Well, maybe that's true for Disney's Pooh, as well. All the other characters are naked, after all.
Frontal nudity for human characters in picture books is relatively rare. The only one I can think of is Sendak's In the Night Kitchen. Of course there are lots of bath stories that show human children comfortably splashing around, but no nether regions are ever depicted. For example: Eloise Takes a Bawth; Captain Bob Sets Sail; Daddy Makes the Best Spaghetti.
I'm not suprised at all that animals are shown nude and partly clothed in picture books. It seems a very natural way to get around any prudishness we might have while still being able to show naked bodies. But it does seem odd to me that there's this trend of dressing them almost in opposition to the conventions of modesty we expect our children to uphold.
Thursday, April 01, 2004
The other reason it's interesting (aside from being charming and funny) is that it was heavily revised, and republished in 1939 and again in 1956.
Sally, a little girl, dreams of having a baby lion. "So one day her mother bought her one from downtown."
Herbert turns out to be delightfully friendly and "the way the took his cod-liver oil was simply beautiful" -- only he grows and grows and grows until no one is willing to come near the house and the dad wants Herbert to go to the zoo. Sally is miserable. Then, fortunately, Sally's mother remembers they own a ranch. Herbert goes to live there, and Sally visits him on vacation. She gets a very small kitten to console her.
According to Bader, the 1939 revision expands the story considerably, and shows Herbert on the ranch trying t make friends with various animals and finally setting off to find Sally, because he misses her. Finally he gets to her, and Sally's parents make the decision that they must all live on the ranch year round. The 1956 revision trims down the 1939 one -- eliminating characters (Walter the handyman and Timmie the cat).
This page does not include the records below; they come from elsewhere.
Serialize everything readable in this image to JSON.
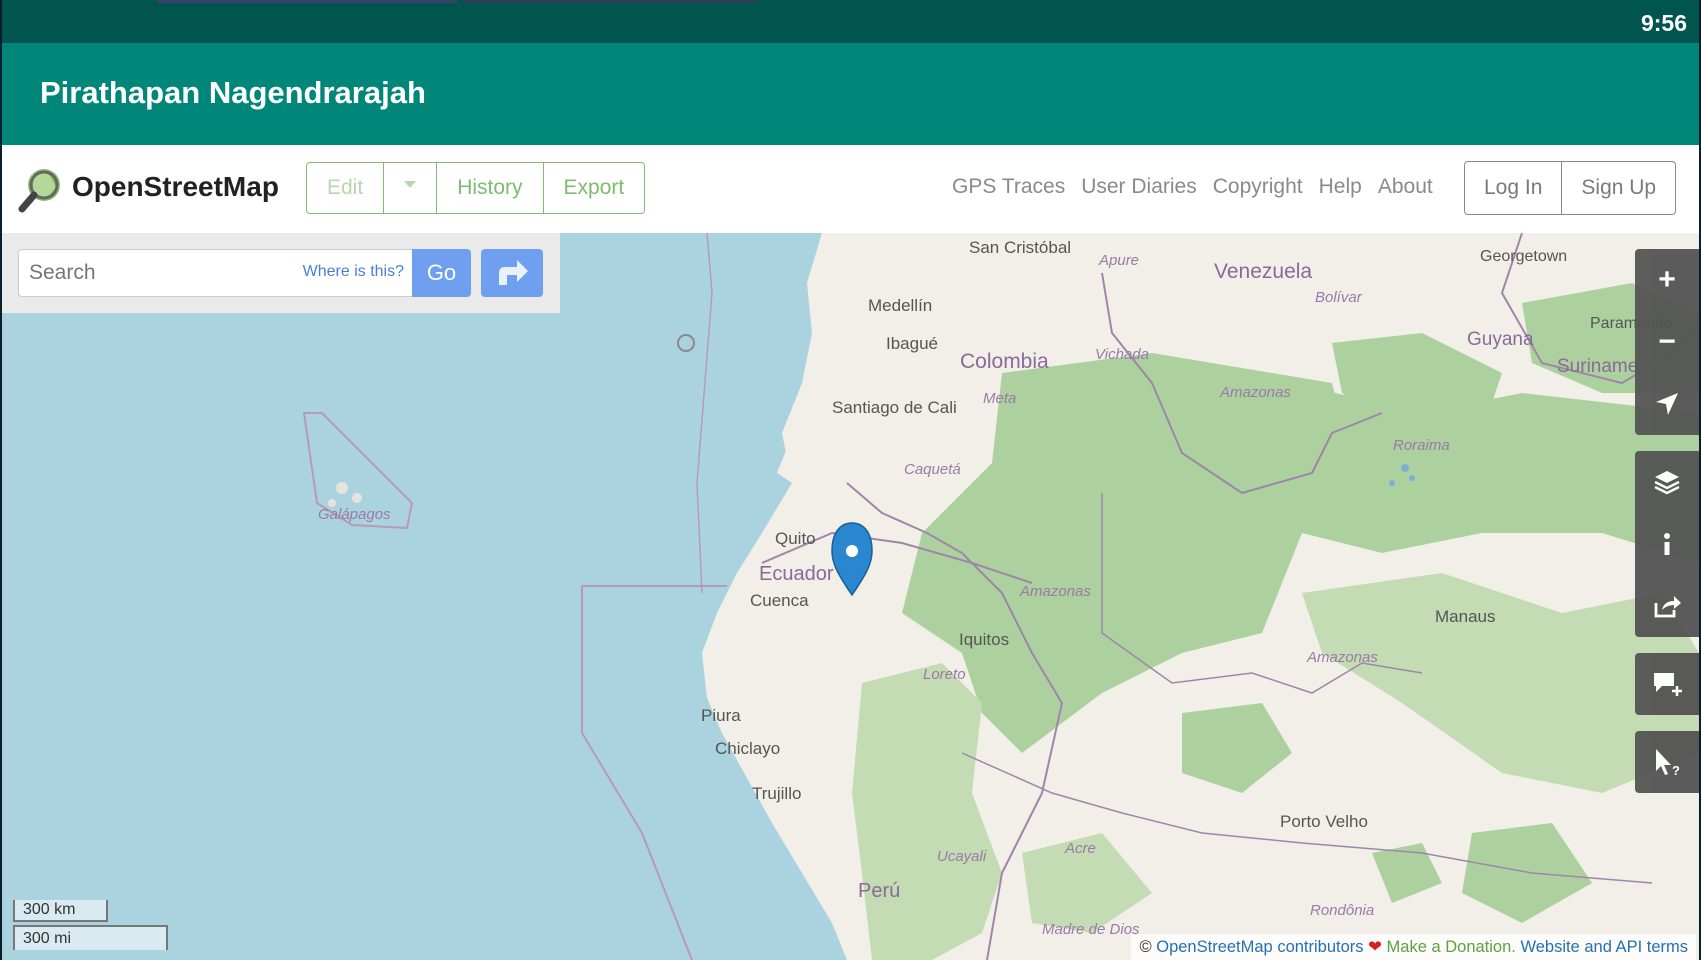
{
  "statusbar": {
    "time": "9:56"
  },
  "app": {
    "title": "Pirathapan Nagendrarajah"
  },
  "header": {
    "brand": "OpenStreetMap",
    "edit_label": "Edit",
    "history_label": "History",
    "export_label": "Export",
    "nav": [
      "GPS Traces",
      "User Diaries",
      "Copyright",
      "Help",
      "About"
    ],
    "login_label": "Log In",
    "signup_label": "Sign Up"
  },
  "search": {
    "placeholder": "Search",
    "where_label": "Where is this?",
    "go_label": "Go"
  },
  "map": {
    "places": [
      "San Cristóbal",
      "Apure",
      "Venezuela",
      "Bolívar",
      "Georgetown",
      "Paramaribo",
      "Guyana",
      "Suriname",
      "Medellín",
      "Ibagué",
      "Colombia",
      "Vichada",
      "Amazonas",
      "Meta",
      "Santiago de Cali",
      "Caquetá",
      "Roraima",
      "Galápagos",
      "Quito",
      "Ecuador",
      "Cuenca",
      "Amazonas",
      "Manaus",
      "Iquitos",
      "Amazonas",
      "Loreto",
      "Piura",
      "Chiclayo",
      "Trujillo",
      "Porto Velho",
      "Acre",
      "Ucayali",
      "Perú",
      "Rondônia",
      "Madre de Dios"
    ],
    "controls": [
      "zoom-in",
      "zoom-out",
      "locate",
      "layers",
      "info",
      "share",
      "add-note",
      "query"
    ]
  },
  "scale": {
    "km": "300 km",
    "mi": "300 mi"
  },
  "attribution": {
    "prefix": "©",
    "contributors": "OpenStreetMap contributors",
    "donation": "Make a Donation.",
    "terms": "Website and API terms"
  },
  "colors": {
    "primary": "#00877a",
    "statusbar": "#00564f",
    "osm_green": "#7ebc6f",
    "water": "#aad3df",
    "land": "#f2efe9",
    "forest": "#add19e",
    "search_blue": "#6fa0f0"
  }
}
The pictures (Bader reprints three) are line drawings of exceptional charm; very minimalist. Newberry switched styles after that and took to drawing delicate watercolors of cats and kittens. Titles include Mittens, April's Kittens, and Smudge (below). By the way - although Herbert the Lion is out of print, there are lots of used copies for under $2 at Amazon. I just bought one myself. It looks to be the 1931 edition.